Nimrod: Les jambes d’Alice [The Legs of Alice]
This novel is set in Chad during the Civil War in that country in 1979. The nameless hero/narrator is a teacher in N’Djamena, as the civil war breaks out and seems to be getting worse. He is married to Maureen and they have a daughter. He is also a sensualist. We learn, later in the book, of his sensuality, his lust for the feminine – for his wife, his sister-in-law, his former girlfriends and even, on one occasion, his mother’s breasts. As the title of this book shows, the object of his lust is, this time, Alice. Alice and Harlem are basketball players at the school where he teaches, both aged eighteen, though Alice will celebrate her nineteenth birthday during the course of the book. He had watched them playing basketball for some time, purely out of lust. Now things are getting really bad in N’Djamena and everyone is fleeing the capital, our hero included. He seems to be relatively unconcerned that he is abandoning his wife and daughter but, nevertheless, sets off. He sees Alice and Harlem and follows them. He is fascinated by the bodies of the two young women. Alice is 1.79 metres tall (a bit over 5 feet 10 inches), while Harlem is seven centimetres taller. As he follows them, he cannot help but admire their bodies, though he has long admired Alice’s feet and legs. As he points out, she is the first woman about whom he has had a leg and foot fetish. He gets his car and offers the two women a lift. After a while, Harlem asks to be let out, as she is meeting friends. Alice and our hero drive on.

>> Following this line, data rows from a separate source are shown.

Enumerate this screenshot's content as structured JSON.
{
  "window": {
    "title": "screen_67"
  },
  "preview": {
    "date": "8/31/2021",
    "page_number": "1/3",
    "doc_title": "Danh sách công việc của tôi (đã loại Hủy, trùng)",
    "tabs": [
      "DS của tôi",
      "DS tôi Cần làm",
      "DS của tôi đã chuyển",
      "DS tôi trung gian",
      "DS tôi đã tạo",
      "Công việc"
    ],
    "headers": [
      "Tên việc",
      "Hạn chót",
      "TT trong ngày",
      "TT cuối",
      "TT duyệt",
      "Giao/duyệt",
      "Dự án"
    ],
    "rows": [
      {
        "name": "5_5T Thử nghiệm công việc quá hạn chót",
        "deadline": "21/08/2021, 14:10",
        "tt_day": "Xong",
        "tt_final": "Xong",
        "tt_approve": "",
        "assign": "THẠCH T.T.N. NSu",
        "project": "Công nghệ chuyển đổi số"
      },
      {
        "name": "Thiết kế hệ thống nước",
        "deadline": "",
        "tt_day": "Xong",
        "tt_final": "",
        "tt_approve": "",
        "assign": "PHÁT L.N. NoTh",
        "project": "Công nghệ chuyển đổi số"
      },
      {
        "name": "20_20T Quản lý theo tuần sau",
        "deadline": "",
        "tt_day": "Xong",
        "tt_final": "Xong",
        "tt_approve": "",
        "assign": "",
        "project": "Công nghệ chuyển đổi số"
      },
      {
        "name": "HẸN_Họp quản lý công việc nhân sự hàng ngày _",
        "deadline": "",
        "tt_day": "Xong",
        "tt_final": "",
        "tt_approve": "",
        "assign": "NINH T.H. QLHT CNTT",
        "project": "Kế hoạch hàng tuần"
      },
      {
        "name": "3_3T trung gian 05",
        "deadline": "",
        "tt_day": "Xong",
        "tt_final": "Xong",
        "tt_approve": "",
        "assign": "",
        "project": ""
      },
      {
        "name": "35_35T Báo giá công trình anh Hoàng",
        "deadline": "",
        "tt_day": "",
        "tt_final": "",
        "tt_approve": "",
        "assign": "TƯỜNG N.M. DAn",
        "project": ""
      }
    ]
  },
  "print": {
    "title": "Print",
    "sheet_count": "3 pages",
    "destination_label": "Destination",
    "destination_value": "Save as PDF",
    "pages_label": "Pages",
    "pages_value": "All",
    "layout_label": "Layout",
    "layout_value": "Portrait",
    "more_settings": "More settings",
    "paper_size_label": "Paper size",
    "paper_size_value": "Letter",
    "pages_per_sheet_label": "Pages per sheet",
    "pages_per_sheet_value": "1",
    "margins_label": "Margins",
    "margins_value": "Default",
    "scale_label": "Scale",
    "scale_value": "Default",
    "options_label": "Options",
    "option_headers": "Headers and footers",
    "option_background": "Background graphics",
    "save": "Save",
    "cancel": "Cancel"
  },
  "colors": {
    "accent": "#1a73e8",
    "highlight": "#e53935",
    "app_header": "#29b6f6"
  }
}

He is soon having sex with her and gives us a fairly detailed description. But the war is following them and, eventually, they find a hotel where there are no other guests. The owner, Jean, whom they soon call Uncle Jean, agrees to put them up and gives them daily updates on the development of the war. Our hero and Alice have a lively relationship – she is particularly annoyed when he admires the full figure of her cousin, Evariste, or the beer seller at the market – but they carry on together over several weeks. They visit her grandfather and her parents. They go the night market at Laï, which is very lively when they first go but will later be abandoned. But things are not working out too well. Our hero is starting to get bored with Alice and the war is encroaching, with Libyan troops invading. When an old friend, Captain Doubaye, turns up at the hotel in a tank, our hero goes off with him, leaving Alice to Jean.
Others have called this novel poetical and it certainly is written in something of a more poetic French. However, lust, for that is what it is, is not in itself poetic and our hero’s lust for women is neither poetic nor, frankly, particularly interesting. We get considerable descriptions of his activities with the various women in his life but they are fairly predictable. That a man would abandon his wife and daughter for a pretty leg in a civil war might have something mildly romantic about it but it is also more than a little irresponsible. This book is not a bad read but it certainly is not a classic of African literature.
First published Hatier in 1984
No English translation